The area between Gordon and Solon Springs was the northernmost point where a logging dam could be built. The idea was that loggers would drag their logs onto the ice behind the dam during the winter. When the ice melted, the logs would be floating in the water. When the water behind the dam was high enough, the gates would be opened and the water and logs would flow through the dam. The surge of high water would carry the logs downstream until deep water was located. At that point, the logs would be gathered up into large rafts and floated down to one of the mills.
On the most primitive of these logging dams, loggers would simply block the river with logs and gravel. No gates or mechanism would be installed. When the time came to release the logs, explosives would be used to cut a hole in the dam. As a result, this style of dam was called a cut-away dam.
Cut-A-Way dam was built by lumberman Issac Staples in 1871 at a cost of $10,000. It was expensive at that time, but worth it for the lumber that it helped to produce. Staples used the dam to assist in the harvest of an exceptional grove of large pine trees located along the nearby Moose River. Other loggers used the dam, too, paying Staples a usage fee.
The timber was mostly played out by the early 1900s since the virgin forests had all been cut by that time. As a result, Cut-A-Way dam was abandoned. The Wisconsin DNR cut out a large section of the dam to improve the river for canoes. The remains of the dam sat more or less abandoned until the early 2000s. At that time, Douglas County was improving its network of ATV and Snowmobile trails in order to bring more tourism into the county.
Douglas County desired to extend the Pine Ridge Snowmobile Trail across the Saint Croix River to connect with the new Wild Rivers Trail on the west side of the Saint Croix. Bids were collected in 2006, and the trail bridge was built in 2007. These photos were taken in the spring of 2008 just after the first winter season had passed.

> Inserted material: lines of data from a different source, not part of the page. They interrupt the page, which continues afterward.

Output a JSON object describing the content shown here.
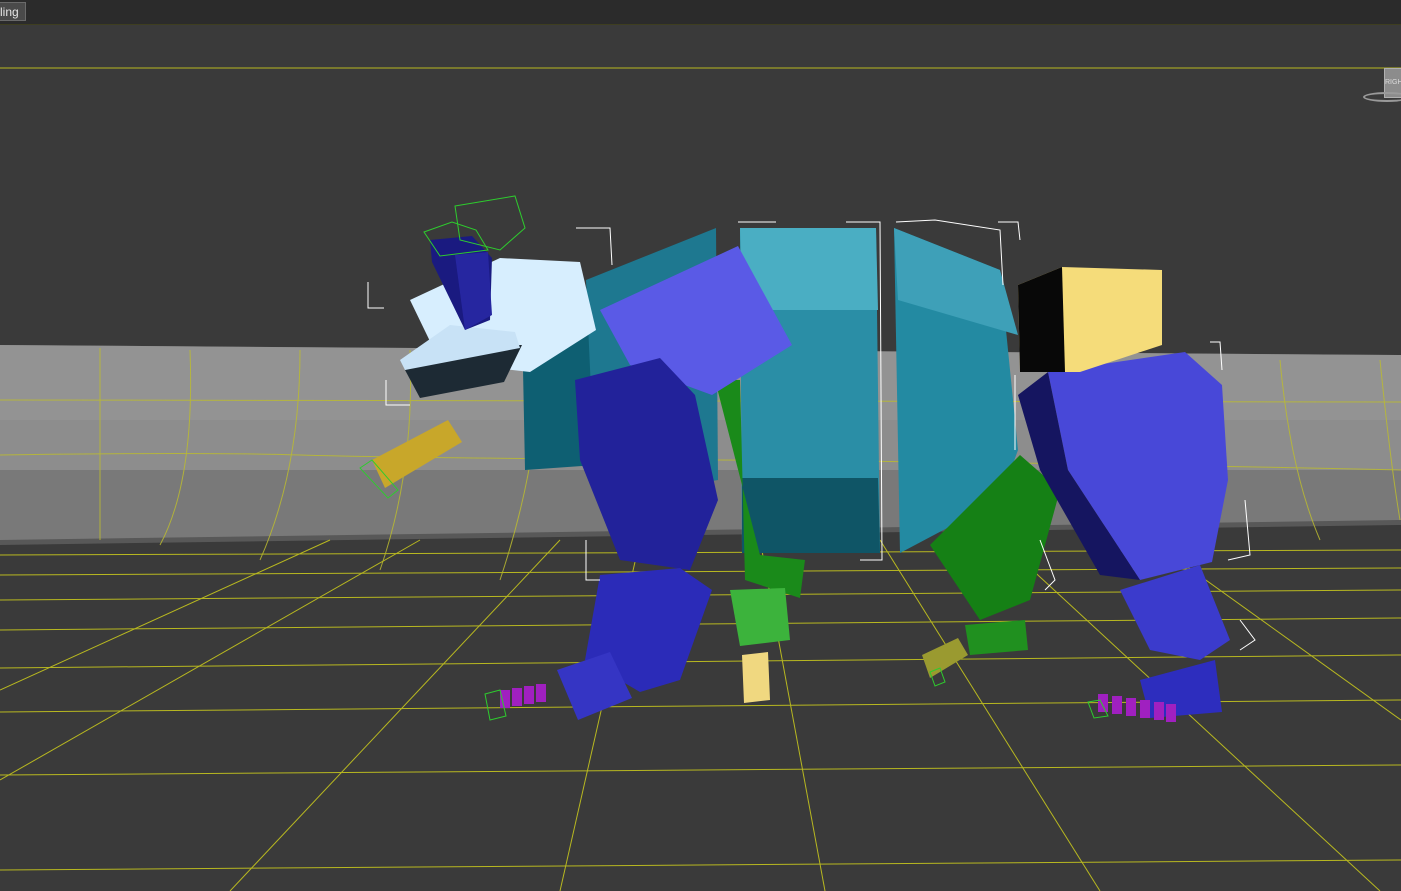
{
  "window": {
    "tab_label": "ling"
  },
  "viewport": {
    "viewcube_label": "RIGHT",
    "colors": {
      "background": "#3a3a3a",
      "grid_line": "#b8b820",
      "bone_box": "#ffffff",
      "selection_green": "#2ecc2e",
      "teal": "#2b8aa0",
      "blue": "#3030c8",
      "green": "#1a8a1a",
      "yellow": "#f5dc7a",
      "purple": "#a020c0"
    }
  }
}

The photo above is the first view of the bridge when heading eastbound towards the west bank of the Saint Croix River. The trail is built along the top of the embankment of the former logging dam.